So, within the Christian narrative, there are many things that do not have explanations. Eagle raised the one of original sin. You could continue that path in what (sorry Eagle to bring this up) Campus Crusade would call the "Spiritual Laws." Sin through one goes to everyone. Jesus had to die to take away that sin and we had to accept his death for ourselves to be saved. So at any one of those points, or a thousand others, you can ask why? Isn't God above the law . . . literally?
But I've concluded that these must be lumped under the mystery of God category. This doesn't mean that they have no answers, but simply we don't have the answers and maybe as mortals our brains can't get around the answers. But we often fall into the temptation of trying to give answers anyway. Those answers inevitable appear as from the Mother Goose genre. To give one of those answers is like the well-intended grandmother telling her four year old grand daughter (whose parents are divorcing), "You see, your mommy and daddy love you sooooo much that their love can't fit into one house anymore. So they are going to move into two different houses so they can love you much more."
The non Christians, at this point, would be stroking their beards and smiling.
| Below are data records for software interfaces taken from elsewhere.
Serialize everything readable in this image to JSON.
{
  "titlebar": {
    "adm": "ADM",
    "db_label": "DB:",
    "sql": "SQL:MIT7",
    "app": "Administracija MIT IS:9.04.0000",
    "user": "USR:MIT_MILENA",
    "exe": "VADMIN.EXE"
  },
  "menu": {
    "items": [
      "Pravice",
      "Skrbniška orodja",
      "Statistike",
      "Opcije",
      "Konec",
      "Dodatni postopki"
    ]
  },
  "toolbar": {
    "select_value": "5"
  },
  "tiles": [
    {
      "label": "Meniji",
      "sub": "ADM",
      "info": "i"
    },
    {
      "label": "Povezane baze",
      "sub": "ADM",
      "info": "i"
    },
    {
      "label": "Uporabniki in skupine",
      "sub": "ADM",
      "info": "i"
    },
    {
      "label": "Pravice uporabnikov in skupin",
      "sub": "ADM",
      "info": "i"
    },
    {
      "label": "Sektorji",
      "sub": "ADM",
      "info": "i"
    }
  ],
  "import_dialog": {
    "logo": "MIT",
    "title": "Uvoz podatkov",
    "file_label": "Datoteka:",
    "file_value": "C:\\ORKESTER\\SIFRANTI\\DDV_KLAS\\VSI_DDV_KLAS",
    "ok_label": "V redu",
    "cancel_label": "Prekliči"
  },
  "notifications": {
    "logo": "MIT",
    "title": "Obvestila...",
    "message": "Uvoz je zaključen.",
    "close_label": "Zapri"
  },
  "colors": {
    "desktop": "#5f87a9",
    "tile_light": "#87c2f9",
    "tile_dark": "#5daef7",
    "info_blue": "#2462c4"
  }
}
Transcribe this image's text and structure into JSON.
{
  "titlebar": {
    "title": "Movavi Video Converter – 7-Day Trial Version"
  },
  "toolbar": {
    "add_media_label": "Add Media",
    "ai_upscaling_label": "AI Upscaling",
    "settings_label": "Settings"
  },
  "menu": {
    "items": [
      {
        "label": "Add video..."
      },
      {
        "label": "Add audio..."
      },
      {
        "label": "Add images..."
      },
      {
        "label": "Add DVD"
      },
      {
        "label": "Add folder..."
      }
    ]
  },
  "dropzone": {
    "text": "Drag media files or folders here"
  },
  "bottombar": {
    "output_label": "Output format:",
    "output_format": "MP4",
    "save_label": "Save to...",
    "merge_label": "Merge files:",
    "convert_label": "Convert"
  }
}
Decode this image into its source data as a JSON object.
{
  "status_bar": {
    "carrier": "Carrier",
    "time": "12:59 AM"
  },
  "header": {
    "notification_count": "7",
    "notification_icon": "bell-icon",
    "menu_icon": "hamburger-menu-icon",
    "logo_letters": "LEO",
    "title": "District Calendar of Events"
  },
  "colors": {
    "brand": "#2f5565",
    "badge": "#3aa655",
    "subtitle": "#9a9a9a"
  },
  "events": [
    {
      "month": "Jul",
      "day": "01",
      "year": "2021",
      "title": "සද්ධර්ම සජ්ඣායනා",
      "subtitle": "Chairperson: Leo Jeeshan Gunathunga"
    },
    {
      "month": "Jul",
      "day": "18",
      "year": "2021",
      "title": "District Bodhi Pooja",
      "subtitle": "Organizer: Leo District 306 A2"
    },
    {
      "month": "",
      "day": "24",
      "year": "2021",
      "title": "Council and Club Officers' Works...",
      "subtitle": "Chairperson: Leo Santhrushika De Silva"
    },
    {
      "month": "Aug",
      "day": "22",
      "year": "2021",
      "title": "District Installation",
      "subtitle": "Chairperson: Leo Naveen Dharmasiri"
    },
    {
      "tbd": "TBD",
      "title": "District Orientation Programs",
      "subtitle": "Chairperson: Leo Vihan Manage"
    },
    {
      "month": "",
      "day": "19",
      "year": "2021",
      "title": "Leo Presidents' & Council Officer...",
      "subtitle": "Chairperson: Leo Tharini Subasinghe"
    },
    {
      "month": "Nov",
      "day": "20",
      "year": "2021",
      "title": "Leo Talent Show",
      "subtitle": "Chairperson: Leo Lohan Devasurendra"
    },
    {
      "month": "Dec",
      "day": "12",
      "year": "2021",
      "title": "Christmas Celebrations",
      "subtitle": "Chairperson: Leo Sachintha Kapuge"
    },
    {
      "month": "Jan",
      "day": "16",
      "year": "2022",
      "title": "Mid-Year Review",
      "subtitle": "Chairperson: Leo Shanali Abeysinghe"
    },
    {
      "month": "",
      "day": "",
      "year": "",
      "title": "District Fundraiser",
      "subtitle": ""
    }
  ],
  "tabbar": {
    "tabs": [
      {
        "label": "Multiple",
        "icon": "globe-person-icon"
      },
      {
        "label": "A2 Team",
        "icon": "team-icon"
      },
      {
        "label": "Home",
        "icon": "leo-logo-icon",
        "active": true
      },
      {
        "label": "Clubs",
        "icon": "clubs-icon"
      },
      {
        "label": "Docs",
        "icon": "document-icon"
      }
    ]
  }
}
They would think, "Poor fools. So the Christian can't give good answers so they sweep it under the 'mystery of god' rug. Ha!"
But my other point that there is no system of answers that doesn't inevitable run into the same problem. If you were standing at the bottom of a great crater and you decided that you wanted to honestly search for the way out (in other words finding the truth about the meaning of life) each path up the steep bank will run into mystery at some point. The atheists claim to be the only logical ones, but they too must play the same shell game. They can throw in time and chance ad nauseum. But still the origins of the universe makes no logical sense in pure naturalistic framework. Something from nothing. Nothingness, instantaneously splitting into matter and antimatter without an outside force initiating it . . . but honestly spontaneously. But there are other great mysteries of the purely naturalistic approach that I won't mention.
But I'm not saying, as some charismatic friends would say, that the Christian narrative is anti-logical or counterintuitive. I'm just saying that we don't understand now . . . but when it is revealed to us, it will make perfectly logical sense.
I hope if I try to give my views on your other questions that the answers will be less ambiguous.
Footnote: I've been so busy lately trying to get a new medical practice off the ground. I have the bulk of the work done so tomorrow night I leave for a long anticipated vacation. My youngest son, Ramsey, and I are going to Florence, Italy (thank you frequent flyer miles) for 10 days. I became obsessed with the Renaissance as I was writing my manuscript Butterflies in the Belfry. Now I get to go and totally immerse myself into the minds of the Medicis. I will "see you" in two weeks. Mike